**Description of the task**
Your task is to find every line of the listing that includes "this" and copy it.
++++++
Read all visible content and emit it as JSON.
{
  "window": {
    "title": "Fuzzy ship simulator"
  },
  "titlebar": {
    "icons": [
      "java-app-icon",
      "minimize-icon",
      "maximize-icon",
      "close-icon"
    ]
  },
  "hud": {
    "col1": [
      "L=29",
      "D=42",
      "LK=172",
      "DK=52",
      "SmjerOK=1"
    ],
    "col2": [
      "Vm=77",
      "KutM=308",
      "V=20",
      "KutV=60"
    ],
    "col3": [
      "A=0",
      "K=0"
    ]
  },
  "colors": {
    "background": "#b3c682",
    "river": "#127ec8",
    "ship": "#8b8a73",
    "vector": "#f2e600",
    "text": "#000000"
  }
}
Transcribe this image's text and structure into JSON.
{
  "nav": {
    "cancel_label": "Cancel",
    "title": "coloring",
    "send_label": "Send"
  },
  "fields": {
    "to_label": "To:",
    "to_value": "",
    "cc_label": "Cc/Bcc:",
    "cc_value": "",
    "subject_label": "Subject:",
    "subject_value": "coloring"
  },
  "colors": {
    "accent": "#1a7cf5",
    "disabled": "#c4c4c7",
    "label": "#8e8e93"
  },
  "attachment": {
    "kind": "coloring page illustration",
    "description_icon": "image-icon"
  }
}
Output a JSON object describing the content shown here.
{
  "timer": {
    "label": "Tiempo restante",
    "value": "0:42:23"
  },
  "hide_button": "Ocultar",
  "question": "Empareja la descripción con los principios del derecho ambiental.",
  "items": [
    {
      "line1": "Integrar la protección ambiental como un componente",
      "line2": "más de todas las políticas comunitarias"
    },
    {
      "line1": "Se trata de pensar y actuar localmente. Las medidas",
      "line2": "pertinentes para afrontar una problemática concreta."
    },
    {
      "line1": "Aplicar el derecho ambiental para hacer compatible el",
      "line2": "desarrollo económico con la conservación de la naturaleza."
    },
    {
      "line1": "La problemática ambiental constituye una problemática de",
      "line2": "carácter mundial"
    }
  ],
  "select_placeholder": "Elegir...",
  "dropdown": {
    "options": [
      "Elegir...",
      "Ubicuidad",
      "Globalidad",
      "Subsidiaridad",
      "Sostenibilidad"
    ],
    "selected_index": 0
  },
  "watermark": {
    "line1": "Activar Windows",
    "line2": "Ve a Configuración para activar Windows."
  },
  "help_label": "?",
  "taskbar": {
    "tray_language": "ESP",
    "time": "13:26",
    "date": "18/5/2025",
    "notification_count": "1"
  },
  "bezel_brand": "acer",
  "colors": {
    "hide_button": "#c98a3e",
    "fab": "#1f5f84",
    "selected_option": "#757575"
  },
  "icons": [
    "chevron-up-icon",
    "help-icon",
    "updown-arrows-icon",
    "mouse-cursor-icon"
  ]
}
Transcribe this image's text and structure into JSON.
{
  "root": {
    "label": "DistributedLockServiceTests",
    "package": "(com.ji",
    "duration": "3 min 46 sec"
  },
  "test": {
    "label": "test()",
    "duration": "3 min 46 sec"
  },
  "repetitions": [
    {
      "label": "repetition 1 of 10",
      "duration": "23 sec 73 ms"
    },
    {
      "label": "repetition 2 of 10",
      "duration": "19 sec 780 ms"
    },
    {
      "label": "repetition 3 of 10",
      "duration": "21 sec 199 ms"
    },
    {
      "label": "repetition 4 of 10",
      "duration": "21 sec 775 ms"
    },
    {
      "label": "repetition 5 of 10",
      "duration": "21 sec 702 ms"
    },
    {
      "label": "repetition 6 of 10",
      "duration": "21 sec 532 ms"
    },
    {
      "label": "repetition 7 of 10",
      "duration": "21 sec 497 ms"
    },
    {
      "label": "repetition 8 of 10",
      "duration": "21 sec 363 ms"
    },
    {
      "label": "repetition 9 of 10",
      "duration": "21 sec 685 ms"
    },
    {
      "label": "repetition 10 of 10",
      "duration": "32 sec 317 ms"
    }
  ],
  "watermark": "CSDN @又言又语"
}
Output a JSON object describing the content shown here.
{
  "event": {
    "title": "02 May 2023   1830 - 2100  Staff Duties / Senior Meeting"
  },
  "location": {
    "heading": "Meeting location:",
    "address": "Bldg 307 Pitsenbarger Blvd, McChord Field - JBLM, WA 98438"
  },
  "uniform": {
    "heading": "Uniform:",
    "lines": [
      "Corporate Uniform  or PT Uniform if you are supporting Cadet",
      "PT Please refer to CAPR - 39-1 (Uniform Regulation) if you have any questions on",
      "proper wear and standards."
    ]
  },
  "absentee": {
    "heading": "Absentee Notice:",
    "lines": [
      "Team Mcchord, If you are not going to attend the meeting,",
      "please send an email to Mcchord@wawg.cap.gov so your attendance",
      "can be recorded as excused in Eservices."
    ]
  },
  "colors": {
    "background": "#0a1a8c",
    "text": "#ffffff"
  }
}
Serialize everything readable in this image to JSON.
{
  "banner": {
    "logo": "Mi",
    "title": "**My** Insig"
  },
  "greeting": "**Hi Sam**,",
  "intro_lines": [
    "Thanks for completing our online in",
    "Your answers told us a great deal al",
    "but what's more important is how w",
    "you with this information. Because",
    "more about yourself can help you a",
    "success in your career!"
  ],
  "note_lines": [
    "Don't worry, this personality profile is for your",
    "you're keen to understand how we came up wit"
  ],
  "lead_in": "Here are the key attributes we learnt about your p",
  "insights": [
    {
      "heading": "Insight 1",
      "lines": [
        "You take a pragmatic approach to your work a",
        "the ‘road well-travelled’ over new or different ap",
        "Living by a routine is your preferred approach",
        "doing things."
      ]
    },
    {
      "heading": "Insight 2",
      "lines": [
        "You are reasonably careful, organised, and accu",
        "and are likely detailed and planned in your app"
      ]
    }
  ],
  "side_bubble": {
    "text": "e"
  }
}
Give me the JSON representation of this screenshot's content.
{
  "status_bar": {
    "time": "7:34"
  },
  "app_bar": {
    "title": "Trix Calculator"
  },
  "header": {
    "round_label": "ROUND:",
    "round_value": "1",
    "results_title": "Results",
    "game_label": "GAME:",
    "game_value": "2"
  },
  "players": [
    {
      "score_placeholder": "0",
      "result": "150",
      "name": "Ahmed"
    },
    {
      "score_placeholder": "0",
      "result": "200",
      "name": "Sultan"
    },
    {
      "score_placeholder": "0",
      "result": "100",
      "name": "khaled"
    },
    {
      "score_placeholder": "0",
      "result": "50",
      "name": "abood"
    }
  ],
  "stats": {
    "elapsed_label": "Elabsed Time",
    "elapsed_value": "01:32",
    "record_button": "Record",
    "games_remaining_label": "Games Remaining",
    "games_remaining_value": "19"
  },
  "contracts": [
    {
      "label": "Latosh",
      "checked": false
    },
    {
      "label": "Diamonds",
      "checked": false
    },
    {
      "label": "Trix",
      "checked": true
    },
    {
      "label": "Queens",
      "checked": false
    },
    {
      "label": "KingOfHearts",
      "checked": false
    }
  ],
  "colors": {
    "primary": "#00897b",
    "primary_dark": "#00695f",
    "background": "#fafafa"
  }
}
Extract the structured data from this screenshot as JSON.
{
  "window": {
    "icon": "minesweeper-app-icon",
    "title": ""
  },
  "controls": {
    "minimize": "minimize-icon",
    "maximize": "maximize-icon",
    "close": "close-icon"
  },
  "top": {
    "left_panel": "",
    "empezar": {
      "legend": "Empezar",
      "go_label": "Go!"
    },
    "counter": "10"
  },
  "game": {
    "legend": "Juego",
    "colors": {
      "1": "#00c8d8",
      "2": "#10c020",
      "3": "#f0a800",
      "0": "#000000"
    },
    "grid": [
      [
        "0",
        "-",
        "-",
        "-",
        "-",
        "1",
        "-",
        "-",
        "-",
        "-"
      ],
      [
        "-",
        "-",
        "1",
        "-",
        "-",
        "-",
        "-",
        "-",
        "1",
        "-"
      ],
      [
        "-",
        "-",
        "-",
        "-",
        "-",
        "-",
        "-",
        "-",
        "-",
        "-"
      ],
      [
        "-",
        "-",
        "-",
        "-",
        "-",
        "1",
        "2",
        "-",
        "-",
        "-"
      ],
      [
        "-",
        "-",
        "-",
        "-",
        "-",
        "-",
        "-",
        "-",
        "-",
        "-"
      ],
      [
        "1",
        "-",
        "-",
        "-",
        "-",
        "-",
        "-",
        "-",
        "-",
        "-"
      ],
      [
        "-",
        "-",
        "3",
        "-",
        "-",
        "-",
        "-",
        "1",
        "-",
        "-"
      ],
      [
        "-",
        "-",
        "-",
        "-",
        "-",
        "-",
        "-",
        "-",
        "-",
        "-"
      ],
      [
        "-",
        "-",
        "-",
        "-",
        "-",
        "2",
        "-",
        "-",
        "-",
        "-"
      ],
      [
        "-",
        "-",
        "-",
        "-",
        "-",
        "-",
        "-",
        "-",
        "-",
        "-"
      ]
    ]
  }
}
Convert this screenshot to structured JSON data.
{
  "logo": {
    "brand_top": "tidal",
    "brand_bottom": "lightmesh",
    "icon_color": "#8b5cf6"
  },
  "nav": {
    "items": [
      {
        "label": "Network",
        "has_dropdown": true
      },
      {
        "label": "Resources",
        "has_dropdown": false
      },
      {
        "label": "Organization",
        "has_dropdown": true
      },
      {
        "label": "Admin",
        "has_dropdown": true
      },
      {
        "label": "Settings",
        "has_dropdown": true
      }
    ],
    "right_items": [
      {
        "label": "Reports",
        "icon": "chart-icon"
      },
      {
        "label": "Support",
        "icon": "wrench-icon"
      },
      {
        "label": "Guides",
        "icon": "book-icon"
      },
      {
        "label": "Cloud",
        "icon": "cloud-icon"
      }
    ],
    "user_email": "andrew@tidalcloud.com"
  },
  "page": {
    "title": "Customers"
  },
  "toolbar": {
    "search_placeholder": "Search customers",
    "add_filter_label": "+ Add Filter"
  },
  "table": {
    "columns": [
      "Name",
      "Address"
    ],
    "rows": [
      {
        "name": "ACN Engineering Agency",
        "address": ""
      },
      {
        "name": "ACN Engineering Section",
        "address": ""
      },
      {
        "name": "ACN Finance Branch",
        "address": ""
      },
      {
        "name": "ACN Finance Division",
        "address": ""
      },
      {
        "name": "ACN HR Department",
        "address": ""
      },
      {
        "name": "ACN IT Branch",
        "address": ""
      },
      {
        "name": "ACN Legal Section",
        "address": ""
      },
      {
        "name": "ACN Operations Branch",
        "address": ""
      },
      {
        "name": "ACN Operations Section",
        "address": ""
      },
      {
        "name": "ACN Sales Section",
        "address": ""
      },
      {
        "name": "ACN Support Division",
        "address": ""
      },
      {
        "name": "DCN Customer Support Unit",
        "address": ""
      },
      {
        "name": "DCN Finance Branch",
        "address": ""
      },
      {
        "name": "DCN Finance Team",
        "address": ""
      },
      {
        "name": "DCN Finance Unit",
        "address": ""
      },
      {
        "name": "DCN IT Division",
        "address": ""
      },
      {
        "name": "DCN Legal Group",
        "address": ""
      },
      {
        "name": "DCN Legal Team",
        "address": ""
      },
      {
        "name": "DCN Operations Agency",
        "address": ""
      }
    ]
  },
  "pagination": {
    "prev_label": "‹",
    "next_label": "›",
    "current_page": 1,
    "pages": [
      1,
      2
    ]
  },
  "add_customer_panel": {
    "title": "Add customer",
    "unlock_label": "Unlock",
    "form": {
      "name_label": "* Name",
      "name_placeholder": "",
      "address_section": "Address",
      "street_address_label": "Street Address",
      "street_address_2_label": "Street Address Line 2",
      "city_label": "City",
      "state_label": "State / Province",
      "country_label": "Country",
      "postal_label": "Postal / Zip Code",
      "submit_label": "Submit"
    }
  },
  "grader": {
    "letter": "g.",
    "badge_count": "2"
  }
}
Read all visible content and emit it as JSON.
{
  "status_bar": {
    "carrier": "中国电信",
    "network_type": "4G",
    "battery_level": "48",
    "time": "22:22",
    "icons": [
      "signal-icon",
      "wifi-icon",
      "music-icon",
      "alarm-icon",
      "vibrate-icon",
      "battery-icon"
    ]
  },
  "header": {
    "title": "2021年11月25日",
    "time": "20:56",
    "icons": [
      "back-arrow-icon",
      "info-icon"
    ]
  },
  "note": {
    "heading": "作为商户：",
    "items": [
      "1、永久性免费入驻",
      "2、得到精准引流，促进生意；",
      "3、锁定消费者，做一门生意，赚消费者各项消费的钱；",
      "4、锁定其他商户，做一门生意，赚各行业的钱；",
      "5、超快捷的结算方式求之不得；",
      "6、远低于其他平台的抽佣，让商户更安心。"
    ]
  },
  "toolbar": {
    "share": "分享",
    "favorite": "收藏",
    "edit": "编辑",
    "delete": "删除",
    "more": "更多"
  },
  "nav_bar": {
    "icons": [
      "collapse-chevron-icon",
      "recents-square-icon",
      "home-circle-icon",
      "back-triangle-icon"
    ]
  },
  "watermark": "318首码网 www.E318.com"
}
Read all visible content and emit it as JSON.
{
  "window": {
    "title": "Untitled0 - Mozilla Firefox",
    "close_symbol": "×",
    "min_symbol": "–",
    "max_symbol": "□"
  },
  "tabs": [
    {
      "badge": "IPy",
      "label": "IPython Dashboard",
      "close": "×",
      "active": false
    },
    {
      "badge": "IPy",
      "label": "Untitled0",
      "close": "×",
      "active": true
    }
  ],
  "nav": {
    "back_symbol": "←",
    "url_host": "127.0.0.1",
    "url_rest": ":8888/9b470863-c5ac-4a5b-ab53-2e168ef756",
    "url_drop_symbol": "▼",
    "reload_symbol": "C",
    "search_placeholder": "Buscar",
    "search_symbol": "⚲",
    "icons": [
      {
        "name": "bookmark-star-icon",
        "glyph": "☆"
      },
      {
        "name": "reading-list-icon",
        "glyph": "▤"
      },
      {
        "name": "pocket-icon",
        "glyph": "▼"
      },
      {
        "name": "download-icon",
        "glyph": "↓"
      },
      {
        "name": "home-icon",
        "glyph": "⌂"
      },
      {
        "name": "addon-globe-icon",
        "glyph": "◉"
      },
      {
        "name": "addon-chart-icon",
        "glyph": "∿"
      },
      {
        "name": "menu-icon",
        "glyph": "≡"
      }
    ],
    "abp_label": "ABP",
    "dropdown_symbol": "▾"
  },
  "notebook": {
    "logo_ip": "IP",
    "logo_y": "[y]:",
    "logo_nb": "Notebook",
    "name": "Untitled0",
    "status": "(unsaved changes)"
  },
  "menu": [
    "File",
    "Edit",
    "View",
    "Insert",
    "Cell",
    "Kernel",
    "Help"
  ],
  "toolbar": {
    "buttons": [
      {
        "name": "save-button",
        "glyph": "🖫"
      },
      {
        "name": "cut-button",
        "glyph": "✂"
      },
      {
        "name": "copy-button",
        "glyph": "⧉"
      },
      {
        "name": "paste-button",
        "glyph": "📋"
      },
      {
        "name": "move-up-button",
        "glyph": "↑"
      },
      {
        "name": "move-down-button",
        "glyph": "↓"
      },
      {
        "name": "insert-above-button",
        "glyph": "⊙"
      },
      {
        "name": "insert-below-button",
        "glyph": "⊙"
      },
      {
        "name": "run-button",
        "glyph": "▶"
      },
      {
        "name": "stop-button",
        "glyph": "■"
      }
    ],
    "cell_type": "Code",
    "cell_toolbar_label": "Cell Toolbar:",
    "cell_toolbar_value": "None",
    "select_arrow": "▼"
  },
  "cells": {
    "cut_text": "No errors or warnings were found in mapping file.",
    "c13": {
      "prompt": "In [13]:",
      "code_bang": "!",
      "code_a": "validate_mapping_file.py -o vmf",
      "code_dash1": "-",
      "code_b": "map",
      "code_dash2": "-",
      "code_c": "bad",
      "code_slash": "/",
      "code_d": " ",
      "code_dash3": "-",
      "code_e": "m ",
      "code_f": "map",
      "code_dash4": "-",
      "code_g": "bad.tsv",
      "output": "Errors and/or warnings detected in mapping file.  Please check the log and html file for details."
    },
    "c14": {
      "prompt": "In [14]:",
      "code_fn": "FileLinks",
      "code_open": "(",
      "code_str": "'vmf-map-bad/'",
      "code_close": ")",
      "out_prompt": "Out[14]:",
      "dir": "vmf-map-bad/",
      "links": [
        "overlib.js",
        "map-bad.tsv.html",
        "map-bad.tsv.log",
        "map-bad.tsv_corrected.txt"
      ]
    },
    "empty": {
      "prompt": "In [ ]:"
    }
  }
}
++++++
**Result of the exercise**
Transcribe this image's text and structure into JSON.
Transcribe this image's text and structure into JSON.
Serialize everything readable in this image to JSON.
    "you with this information. Because",
    "Don't worry, this personality profile is for your",
Give me the JSON representation of this screenshot's content.
Extract the structured data from this screenshot as JSON.
Convert this screenshot to structured JSON data.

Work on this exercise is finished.